RECORDS FOR THIS TASK ::
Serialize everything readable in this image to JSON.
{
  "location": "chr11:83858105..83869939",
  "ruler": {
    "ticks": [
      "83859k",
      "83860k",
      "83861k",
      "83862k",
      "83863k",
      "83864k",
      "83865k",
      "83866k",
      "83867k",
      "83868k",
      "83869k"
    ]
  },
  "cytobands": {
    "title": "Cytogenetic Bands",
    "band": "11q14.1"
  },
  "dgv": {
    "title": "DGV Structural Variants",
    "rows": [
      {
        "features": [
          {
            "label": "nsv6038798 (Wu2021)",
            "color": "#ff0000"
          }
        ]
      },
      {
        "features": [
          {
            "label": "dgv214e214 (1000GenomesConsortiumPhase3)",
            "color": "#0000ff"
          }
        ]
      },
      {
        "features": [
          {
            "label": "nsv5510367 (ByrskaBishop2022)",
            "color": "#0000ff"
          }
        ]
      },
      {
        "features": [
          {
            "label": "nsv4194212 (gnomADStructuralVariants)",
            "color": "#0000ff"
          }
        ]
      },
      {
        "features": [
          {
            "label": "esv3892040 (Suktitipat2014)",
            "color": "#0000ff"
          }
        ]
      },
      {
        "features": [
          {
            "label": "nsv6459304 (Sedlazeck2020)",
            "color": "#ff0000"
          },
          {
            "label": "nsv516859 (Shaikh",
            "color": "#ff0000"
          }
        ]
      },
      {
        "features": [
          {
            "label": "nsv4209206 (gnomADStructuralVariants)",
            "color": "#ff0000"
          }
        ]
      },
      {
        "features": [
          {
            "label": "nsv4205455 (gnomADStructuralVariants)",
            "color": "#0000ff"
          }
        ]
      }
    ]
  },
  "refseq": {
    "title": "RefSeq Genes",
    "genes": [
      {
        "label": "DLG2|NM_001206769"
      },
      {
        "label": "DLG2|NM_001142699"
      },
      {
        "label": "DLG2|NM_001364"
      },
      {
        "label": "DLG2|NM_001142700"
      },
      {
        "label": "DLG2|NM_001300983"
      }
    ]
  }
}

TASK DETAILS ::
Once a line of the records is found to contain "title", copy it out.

TASK RESPONSE ::
    "title": "Cytogenetic Bands",
    "title": "DGV Structural Variants",
    "title": "RefSeq Genes",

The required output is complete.